-------- THE DATA
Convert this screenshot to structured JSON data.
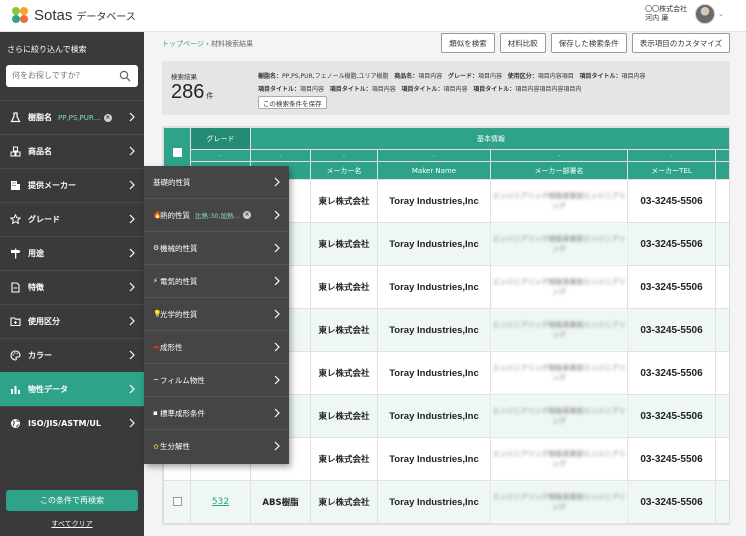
{
  "header": {
    "logo_name": "Sotas",
    "logo_sub": "データベース",
    "company": "〇〇株式会社",
    "user_name": "河内 廉"
  },
  "sidebar": {
    "title": "さらに絞り込んで検索",
    "search_placeholder": "何をお探しですか？",
    "items": [
      {
        "label": "樹脂名",
        "selected": "PP,PS,PUR…",
        "icon": "flask-icon"
      },
      {
        "label": "商品名",
        "icon": "box-group-icon"
      },
      {
        "label": "提供メーカー",
        "icon": "building-icon"
      },
      {
        "label": "グレード",
        "icon": "star-icon"
      },
      {
        "label": "用途",
        "icon": "signpost-icon"
      },
      {
        "label": "特徴",
        "icon": "document-icon"
      },
      {
        "label": "使用区分",
        "icon": "folder-icon"
      },
      {
        "label": "カラー",
        "icon": "palette-icon"
      },
      {
        "label": "物性データ",
        "icon": "bar-chart-icon"
      },
      {
        "label": "ISO/JIS/ASTM/UL",
        "icon": "globe-icon"
      }
    ],
    "search_button": "この条件で再検索",
    "clear_all": "すべてクリア"
  },
  "flyout": {
    "items": [
      {
        "label": "基礎的性質",
        "icon": ""
      },
      {
        "label": "熱的性質",
        "icon": "🔥",
        "selected": "比熱:30,加熱…"
      },
      {
        "label": "機械的性質",
        "icon": "⚙"
      },
      {
        "label": "電気的性質",
        "icon": "⚡"
      },
      {
        "label": "光学的性質",
        "icon": "💡"
      },
      {
        "label": "成形性",
        "icon": "▬"
      },
      {
        "label": "フィルム物性",
        "icon": "~"
      },
      {
        "label": "標準成形条件",
        "icon": "▪"
      },
      {
        "label": "生分解性",
        "icon": "✿"
      }
    ]
  },
  "breadcrumb": {
    "home": "トップページ",
    "separator": "›",
    "current": "材料検索結果"
  },
  "toolbar": {
    "buttons": [
      "類似を検索",
      "材料比較",
      "保存した検索条件",
      "表示項目のカスタマイズ"
    ]
  },
  "results": {
    "label": "検索結果",
    "count": "286",
    "unit": "件",
    "conditions_line1": [
      {
        "k": "樹脂名：",
        "v": "PP,PS,PUR,フェノール樹脂,ユリア樹脂"
      },
      {
        "k": "商品名：",
        "v": "項目内容"
      },
      {
        "k": "グレード：",
        "v": "項目内容"
      },
      {
        "k": "使用区分：",
        "v": "項目内容項目"
      },
      {
        "k": "項目タイトル：",
        "v": "項目内容"
      }
    ],
    "conditions_line2": [
      {
        "k": "項目タイトル：",
        "v": "項目内容"
      },
      {
        "k": "項目タイトル：",
        "v": "項目内容"
      },
      {
        "k": "項目タイトル：",
        "v": "項目内容"
      },
      {
        "k": "項目タイトル：",
        "v": "項目内容項目内容項目内"
      }
    ],
    "save_button": "この検索条件を保存"
  },
  "table": {
    "group_grade": "グレード",
    "group_basic": "基本情報",
    "sub_dash": "-",
    "columns": [
      "",
      "",
      "",
      "メーカー名",
      "Maker Name",
      "メーカー部署名",
      "メーカーTEL"
    ],
    "rows": [
      {
        "id": "",
        "resin": "脂",
        "maker": "東レ株式会社",
        "maker_en": "Toray Industries,Inc",
        "dept": "エンジニアリング樹脂事業部エンジニアリング",
        "tel": "03-3245-5506"
      },
      {
        "id": "",
        "resin": "脂",
        "maker": "東レ株式会社",
        "maker_en": "Toray Industries,Inc",
        "dept": "エンジニアリング樹脂事業部エンジニアリング",
        "tel": "03-3245-5506"
      },
      {
        "id": "",
        "resin": "脂",
        "maker": "東レ株式会社",
        "maker_en": "Toray Industries,Inc",
        "dept": "エンジニアリング樹脂事業部エンジニアリング",
        "tel": "03-3245-5506"
      },
      {
        "id": "",
        "resin": "脂",
        "maker": "東レ株式会社",
        "maker_en": "Toray Industries,Inc",
        "dept": "エンジニアリング樹脂事業部エンジニアリング",
        "tel": "03-3245-5506"
      },
      {
        "id": "",
        "resin": "脂",
        "maker": "東レ株式会社",
        "maker_en": "Toray Industries,Inc",
        "dept": "エンジニアリング樹脂事業部エンジニアリング",
        "tel": "03-3245-5506"
      },
      {
        "id": "",
        "resin": "脂",
        "maker": "東レ株式会社",
        "maker_en": "Toray Industries,Inc",
        "dept": "エンジニアリング樹脂事業部エンジニアリング",
        "tel": "03-3245-5506"
      },
      {
        "id": "",
        "resin": "脂",
        "maker": "東レ株式会社",
        "maker_en": "Toray Industries,Inc",
        "dept": "エンジニアリング樹脂事業部エンジニアリング",
        "tel": "03-3245-5506"
      },
      {
        "id": "532",
        "resin": "ABS樹脂",
        "maker": "東レ株式会社",
        "maker_en": "Toray Industries,Inc",
        "dept": "エンジニアリング樹脂事業部エンジニアリング",
        "tel": "03-3245-5506"
      }
    ]
  },
  "colors": {
    "accent": "#2ea389",
    "sidebar_bg": "#3a3a3a",
    "flyout_bg": "#454545"
  }
}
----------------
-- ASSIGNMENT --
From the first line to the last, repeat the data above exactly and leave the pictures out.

-- RESPONSE BELOW --
Convert this screenshot to structured JSON data.
{
  "header": {
    "logo_name": "Sotas",
    "logo_sub": "データベース",
    "company": "〇〇株式会社",
    "user_name": "河内 廉"
  },
  "sidebar": {
    "title": "さらに絞り込んで検索",
    "search_placeholder": "何をお探しですか？",
    "items": [
      {
        "label": "樹脂名",
        "selected": "PP,PS,PUR…",
        "icon": "flask-icon"
      },
      {
        "label": "商品名",
        "icon": "box-group-icon"
      },
      {
        "label": "提供メーカー",
        "icon": "building-icon"
      },
      {
        "label": "グレード",
        "icon": "star-icon"
      },
      {
        "label": "用途",
        "icon": "signpost-icon"
      },
      {
        "label": "特徴",
        "icon": "document-icon"
      },
      {
        "label": "使用区分",
        "icon": "folder-icon"
      },
      {
        "label": "カラー",
        "icon": "palette-icon"
      },
      {
        "label": "物性データ",
        "icon": "bar-chart-icon"
      },
      {
        "label": "ISO/JIS/ASTM/UL",
        "icon": "globe-icon"
      }
    ],
    "search_button": "この条件で再検索",
    "clear_all": "すべてクリア"
  },
  "flyout": {
    "items": [
      {
        "label": "基礎的性質",
        "icon": ""
      },
      {
        "label": "熱的性質",
        "icon": "🔥",
        "selected": "比熱:30,加熱…"
      },
      {
        "label": "機械的性質",
        "icon": "⚙"
      },
      {
        "label": "電気的性質",
        "icon": "⚡"
      },
      {
        "label": "光学的性質",
        "icon": "💡"
      },
      {
        "label": "成形性",
        "icon": "▬"
      },
      {
        "label": "フィルム物性",
        "icon": "~"
      },
      {
        "label": "標準成形条件",
        "icon": "▪"
      },
      {
        "label": "生分解性",
        "icon": "✿"
      }
    ]
  },
  "breadcrumb": {
    "home": "トップページ",
    "separator": "›",
    "current": "材料検索結果"
  },
  "toolbar": {
    "buttons": [
      "類似を検索",
      "材料比較",
      "保存した検索条件",
      "表示項目のカスタマイズ"
    ]
  },
  "results": {
    "label": "検索結果",
    "count": "286",
    "unit": "件",
    "conditions_line1": [
      {
        "k": "樹脂名：",
        "v": "PP,PS,PUR,フェノール樹脂,ユリア樹脂"
      },
      {
        "k": "商品名：",
        "v": "項目内容"
      },
      {
        "k": "グレード：",
        "v": "項目内容"
      },
      {
        "k": "使用区分：",
        "v": "項目内容項目"
      },
      {
        "k": "項目タイトル：",
        "v": "項目内容"
      }
    ],
    "conditions_line2": [
      {
        "k": "項目タイトル：",
        "v": "項目内容"
      },
      {
        "k": "項目タイトル：",
        "v": "項目内容"
      },
      {
        "k": "項目タイトル：",
        "v": "項目内容"
      },
      {
        "k": "項目タイトル：",
        "v": "項目内容項目内容項目内"
      }
    ],
    "save_button": "この検索条件を保存"
  },
  "table": {
    "group_grade": "グレード",
    "group_basic": "基本情報",
    "sub_dash": "-",
    "columns": [
      "",
      "",
      "",
      "メーカー名",
      "Maker Name",
      "メーカー部署名",
      "メーカーTEL"
    ],
    "rows": [
      {
        "id": "",
        "resin": "脂",
        "maker": "東レ株式会社",
        "maker_en": "Toray Industries,Inc",
        "dept": "エンジニアリング樹脂事業部エンジニアリング",
        "tel": "03-3245-5506"
      },
      {
        "id": "",
        "resin": "脂",
        "maker": "東レ株式会社",
        "maker_en": "Toray Industries,Inc",
        "dept": "エンジニアリング樹脂事業部エンジニアリング",
        "tel": "03-3245-5506"
      },
      {
        "id": "",
        "resin": "脂",
        "maker": "東レ株式会社",
        "maker_en": "Toray Industries,Inc",
        "dept": "エンジニアリング樹脂事業部エンジニアリング",
        "tel": "03-3245-5506"
      },
      {
        "id": "",
        "resin": "脂",
        "maker": "東レ株式会社",
        "maker_en": "Toray Industries,Inc",
        "dept": "エンジニアリング樹脂事業部エンジニアリング",
        "tel": "03-3245-5506"
      },
      {
        "id": "",
        "resin": "脂",
        "maker": "東レ株式会社",
        "maker_en": "Toray Industries,Inc",
        "dept": "エンジニアリング樹脂事業部エンジニアリング",
        "tel": "03-3245-5506"
      },
      {
        "id": "",
        "resin": "脂",
        "maker": "東レ株式会社",
        "maker_en": "Toray Industries,Inc",
        "dept": "エンジニアリング樹脂事業部エンジニアリング",
        "tel": "03-3245-5506"
      },
      {
        "id": "",
        "resin": "脂",
        "maker": "東レ株式会社",
        "maker_en": "Toray Industries,Inc",
        "dept": "エンジニアリング樹脂事業部エンジニアリング",
        "tel": "03-3245-5506"
      },
      {
        "id": "532",
        "resin": "ABS樹脂",
        "maker": "東レ株式会社",
        "maker_en": "Toray Industries,Inc",
        "dept": "エンジニアリング樹脂事業部エンジニアリング",
        "tel": "03-3245-5506"
      }
    ]
  },
  "colors": {
    "accent": "#2ea389",
    "sidebar_bg": "#3a3a3a",
    "flyout_bg": "#454545"
  }
}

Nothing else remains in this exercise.